Garmin team philosophy and the Giro win making headlines in the Wall Street Journal:
They began as the oddballs.
They oozed a different vibe. Talented but quirky. Free-thinking characters. If the sport of professional bike racing were high school, they were the lovable misfits. They rocked a peculiar look: argyle on spandex. Their boss was a stylish oenophile with sideburns like a bass player’s.
But this outre cycling team, which grew into a global squad now called Garmin-Barracuda, had a mainstream mission. They wanted to detoxify a polluted sport. From the start, they promoted an antidoping message. They tested internally. They pledged full transparency.
And they meant it. In team history, they’ve never had a rider test positive for doping.
Garmin-Barracuda’s Ryder Hesjedal (right) climbs ahead of Joaquim Rodriguez Oliver during the 20th stage of the Giro d’Italia.

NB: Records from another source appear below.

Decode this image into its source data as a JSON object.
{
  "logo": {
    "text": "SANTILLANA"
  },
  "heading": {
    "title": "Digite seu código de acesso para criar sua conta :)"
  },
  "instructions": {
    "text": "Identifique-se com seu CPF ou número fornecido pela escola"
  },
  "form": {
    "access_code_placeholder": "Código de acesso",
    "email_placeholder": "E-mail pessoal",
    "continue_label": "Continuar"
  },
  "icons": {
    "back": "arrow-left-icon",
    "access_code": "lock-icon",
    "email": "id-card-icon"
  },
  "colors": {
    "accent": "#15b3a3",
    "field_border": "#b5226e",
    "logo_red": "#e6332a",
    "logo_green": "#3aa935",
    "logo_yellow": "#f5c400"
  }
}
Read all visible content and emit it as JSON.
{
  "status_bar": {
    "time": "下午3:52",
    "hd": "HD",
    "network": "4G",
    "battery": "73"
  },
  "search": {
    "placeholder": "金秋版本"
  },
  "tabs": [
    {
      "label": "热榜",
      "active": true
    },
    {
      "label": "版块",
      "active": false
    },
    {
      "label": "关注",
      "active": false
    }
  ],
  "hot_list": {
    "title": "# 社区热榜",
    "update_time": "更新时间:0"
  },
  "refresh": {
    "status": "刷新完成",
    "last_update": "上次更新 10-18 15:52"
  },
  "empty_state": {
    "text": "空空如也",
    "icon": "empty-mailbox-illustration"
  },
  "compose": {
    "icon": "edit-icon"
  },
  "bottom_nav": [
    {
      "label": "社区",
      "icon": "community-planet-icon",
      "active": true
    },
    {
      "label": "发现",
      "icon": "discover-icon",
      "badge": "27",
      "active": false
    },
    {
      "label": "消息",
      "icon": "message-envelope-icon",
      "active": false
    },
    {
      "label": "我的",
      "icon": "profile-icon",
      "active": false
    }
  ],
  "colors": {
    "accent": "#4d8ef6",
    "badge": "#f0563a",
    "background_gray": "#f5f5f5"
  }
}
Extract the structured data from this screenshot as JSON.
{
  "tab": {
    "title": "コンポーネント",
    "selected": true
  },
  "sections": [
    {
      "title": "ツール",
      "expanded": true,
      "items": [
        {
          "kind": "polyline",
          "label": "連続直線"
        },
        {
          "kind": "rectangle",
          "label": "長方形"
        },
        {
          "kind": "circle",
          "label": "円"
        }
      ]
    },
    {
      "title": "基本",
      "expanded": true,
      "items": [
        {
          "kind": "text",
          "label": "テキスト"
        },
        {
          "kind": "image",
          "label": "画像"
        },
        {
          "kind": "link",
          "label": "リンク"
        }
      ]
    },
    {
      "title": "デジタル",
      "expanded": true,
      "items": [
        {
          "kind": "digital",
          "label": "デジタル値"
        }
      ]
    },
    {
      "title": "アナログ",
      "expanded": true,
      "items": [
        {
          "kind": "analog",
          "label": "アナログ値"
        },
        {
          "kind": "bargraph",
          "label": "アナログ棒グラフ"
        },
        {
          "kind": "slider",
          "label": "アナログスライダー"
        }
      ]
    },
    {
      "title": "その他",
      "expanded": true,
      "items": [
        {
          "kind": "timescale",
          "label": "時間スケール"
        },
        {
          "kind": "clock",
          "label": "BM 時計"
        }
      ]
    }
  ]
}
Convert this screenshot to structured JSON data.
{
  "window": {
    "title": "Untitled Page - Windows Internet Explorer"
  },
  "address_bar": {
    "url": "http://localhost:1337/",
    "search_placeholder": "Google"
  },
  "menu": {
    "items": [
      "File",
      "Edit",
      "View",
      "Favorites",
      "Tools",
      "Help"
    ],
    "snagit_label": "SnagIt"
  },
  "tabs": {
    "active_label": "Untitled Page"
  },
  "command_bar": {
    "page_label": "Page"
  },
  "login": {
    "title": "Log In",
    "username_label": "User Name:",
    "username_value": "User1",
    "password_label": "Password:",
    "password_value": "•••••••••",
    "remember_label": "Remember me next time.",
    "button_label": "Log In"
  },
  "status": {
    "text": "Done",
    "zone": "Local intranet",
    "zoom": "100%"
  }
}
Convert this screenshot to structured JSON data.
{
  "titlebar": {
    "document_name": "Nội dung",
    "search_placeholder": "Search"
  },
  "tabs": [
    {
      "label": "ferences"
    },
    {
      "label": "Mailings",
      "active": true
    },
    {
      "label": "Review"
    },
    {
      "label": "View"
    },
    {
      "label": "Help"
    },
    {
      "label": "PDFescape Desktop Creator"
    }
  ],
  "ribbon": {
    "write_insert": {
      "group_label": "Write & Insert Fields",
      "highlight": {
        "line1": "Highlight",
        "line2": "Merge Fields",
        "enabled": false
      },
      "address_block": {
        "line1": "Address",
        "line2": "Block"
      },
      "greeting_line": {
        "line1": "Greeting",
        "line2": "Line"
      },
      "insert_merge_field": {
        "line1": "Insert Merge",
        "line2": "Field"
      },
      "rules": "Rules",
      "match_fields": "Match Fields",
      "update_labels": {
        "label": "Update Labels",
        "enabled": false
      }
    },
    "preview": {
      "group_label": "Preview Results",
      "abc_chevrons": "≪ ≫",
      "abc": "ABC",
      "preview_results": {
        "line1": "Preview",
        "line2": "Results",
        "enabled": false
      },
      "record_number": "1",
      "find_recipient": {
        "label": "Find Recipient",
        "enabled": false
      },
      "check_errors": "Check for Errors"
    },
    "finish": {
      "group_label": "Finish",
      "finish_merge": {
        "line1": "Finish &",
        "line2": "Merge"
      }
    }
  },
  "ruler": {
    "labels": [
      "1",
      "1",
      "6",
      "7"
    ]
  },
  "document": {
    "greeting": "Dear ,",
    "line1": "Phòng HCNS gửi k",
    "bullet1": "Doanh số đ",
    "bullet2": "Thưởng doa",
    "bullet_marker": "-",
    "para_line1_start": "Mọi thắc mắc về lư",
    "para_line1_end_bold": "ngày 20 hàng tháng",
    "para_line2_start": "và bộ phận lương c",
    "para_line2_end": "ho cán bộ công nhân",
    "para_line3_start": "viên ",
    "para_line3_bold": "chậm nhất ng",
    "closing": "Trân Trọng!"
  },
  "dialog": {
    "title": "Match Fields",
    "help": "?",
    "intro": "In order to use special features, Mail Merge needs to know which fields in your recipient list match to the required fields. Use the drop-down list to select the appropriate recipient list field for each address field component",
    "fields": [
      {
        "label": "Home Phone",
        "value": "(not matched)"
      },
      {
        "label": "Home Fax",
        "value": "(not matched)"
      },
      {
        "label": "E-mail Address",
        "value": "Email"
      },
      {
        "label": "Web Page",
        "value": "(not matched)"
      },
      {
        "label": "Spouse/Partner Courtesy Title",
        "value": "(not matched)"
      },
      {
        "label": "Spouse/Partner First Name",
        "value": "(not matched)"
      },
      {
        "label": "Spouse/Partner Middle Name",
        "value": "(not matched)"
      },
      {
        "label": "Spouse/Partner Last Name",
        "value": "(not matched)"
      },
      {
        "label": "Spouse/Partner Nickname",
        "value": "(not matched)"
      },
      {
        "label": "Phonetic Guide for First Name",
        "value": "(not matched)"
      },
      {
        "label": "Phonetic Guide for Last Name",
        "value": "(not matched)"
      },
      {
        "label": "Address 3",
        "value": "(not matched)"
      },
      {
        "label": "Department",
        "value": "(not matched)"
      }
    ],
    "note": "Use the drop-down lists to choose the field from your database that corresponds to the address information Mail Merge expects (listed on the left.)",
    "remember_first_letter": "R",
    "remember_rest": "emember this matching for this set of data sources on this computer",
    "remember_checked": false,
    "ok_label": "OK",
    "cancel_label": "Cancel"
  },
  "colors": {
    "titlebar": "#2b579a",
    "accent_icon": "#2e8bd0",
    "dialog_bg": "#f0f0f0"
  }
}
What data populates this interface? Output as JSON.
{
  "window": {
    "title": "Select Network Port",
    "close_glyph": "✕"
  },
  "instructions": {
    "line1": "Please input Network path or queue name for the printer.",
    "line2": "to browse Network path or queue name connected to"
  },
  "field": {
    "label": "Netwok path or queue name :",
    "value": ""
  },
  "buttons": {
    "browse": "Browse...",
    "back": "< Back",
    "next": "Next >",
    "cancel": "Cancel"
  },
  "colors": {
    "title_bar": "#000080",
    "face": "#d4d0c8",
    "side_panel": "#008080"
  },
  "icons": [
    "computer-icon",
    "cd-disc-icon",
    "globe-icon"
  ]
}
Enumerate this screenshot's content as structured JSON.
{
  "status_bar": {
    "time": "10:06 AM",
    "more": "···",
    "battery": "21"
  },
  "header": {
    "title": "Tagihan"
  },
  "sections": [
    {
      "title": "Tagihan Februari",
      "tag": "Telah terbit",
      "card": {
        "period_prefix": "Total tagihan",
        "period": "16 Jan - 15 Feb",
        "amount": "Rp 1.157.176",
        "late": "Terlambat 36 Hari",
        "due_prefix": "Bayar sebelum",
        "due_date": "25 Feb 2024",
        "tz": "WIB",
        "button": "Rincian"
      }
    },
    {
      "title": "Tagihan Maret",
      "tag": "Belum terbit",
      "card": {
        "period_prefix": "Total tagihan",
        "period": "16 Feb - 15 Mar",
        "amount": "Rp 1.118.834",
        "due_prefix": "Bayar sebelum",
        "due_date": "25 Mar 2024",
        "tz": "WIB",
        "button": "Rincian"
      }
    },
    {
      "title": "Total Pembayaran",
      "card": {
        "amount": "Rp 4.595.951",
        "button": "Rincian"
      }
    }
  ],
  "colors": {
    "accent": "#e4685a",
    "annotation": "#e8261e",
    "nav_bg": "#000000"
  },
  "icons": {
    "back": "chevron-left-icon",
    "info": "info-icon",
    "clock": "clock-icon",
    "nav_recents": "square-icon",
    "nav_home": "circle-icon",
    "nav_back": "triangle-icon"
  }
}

Now the misfits are running the cafeteria. Garmin-Barracuda is still idiosyncratic, still in argyle, but they’ve evolved into one of the best cycling teams on the planet. They’ve won Tour de France stages and major classics like the Paris-Roubaix. Last weekend Garmin-Barracuda veteran Ryder Hesjedal secured the team’s most significant victory ever: winning the Giro d’Italia, the three-week stage race second only to the Tour de France in prestige.
Daniele Badolato/Press Pool